= Beginning of Section =

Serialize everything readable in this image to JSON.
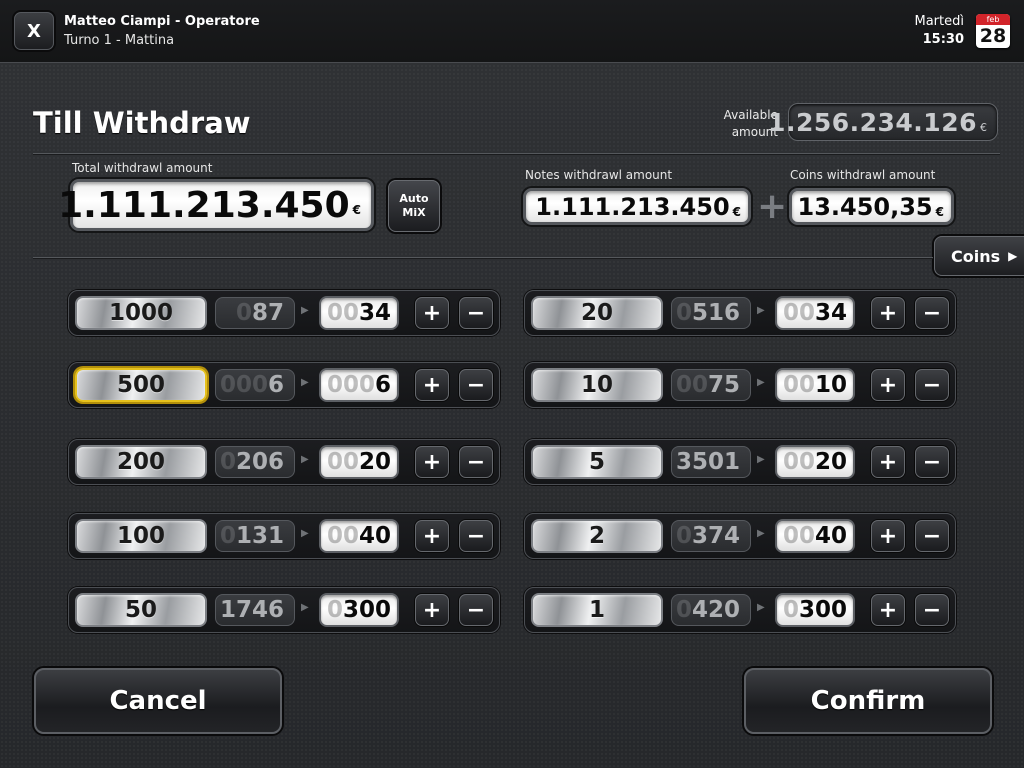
{
  "header": {
    "close_label": "X",
    "operator": "Matteo Ciampi - Operatore",
    "shift": "Turno 1 - Mattina",
    "day": "Martedì",
    "time": "15:30",
    "calendar": {
      "month": "feb",
      "day": "28"
    }
  },
  "title": "Till Withdraw",
  "available": {
    "label": "Available amount",
    "value": "1.256.234.126",
    "currency": "€"
  },
  "total": {
    "label": "Total withdrawl amount",
    "value": "1.111.213.450",
    "currency": "€"
  },
  "auto_mix": {
    "line1": "Auto",
    "line2": "MiX"
  },
  "notes": {
    "label": "Notes withdrawl amount",
    "value": "1.111.213.450",
    "currency": "€"
  },
  "coins": {
    "label": "Coins withdrawl amount",
    "value": "13.450,35",
    "currency": "€"
  },
  "coins_tab": {
    "label": "Coins",
    "arrow": "▶"
  },
  "controls": {
    "plus": "+",
    "minus": "−"
  },
  "notes_rows": [
    {
      "denom": "1000",
      "avail_pad": "0",
      "avail": "87",
      "wd_pad": "00",
      "wd": "34",
      "selected": false
    },
    {
      "denom": "500",
      "avail_pad": "000",
      "avail": "6",
      "wd_pad": "000",
      "wd": "6",
      "selected": true
    },
    {
      "denom": "200",
      "avail_pad": "0",
      "avail": "206",
      "wd_pad": "00",
      "wd": "20",
      "selected": false
    },
    {
      "denom": "100",
      "avail_pad": "0",
      "avail": "131",
      "wd_pad": "00",
      "wd": "40",
      "selected": false
    },
    {
      "denom": "50",
      "avail_pad": "",
      "avail": "1746",
      "wd_pad": "0",
      "wd": "300",
      "selected": false
    }
  ],
  "coins_rows": [
    {
      "denom": "20",
      "avail_pad": "0",
      "avail": "516",
      "wd_pad": "00",
      "wd": "34",
      "selected": false
    },
    {
      "denom": "10",
      "avail_pad": "00",
      "avail": "75",
      "wd_pad": "00",
      "wd": "10",
      "selected": false
    },
    {
      "denom": "5",
      "avail_pad": "",
      "avail": "3501",
      "wd_pad": "00",
      "wd": "20",
      "selected": false
    },
    {
      "denom": "2",
      "avail_pad": "0",
      "avail": "374",
      "wd_pad": "00",
      "wd": "40",
      "selected": false
    },
    {
      "denom": "1",
      "avail_pad": "0",
      "avail": "420",
      "wd_pad": "0",
      "wd": "300",
      "selected": false
    }
  ],
  "buttons": {
    "cancel": "Cancel",
    "confirm": "Confirm"
  }
}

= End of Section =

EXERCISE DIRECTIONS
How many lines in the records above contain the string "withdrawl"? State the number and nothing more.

RESULT FOR THIS EXERCISE
3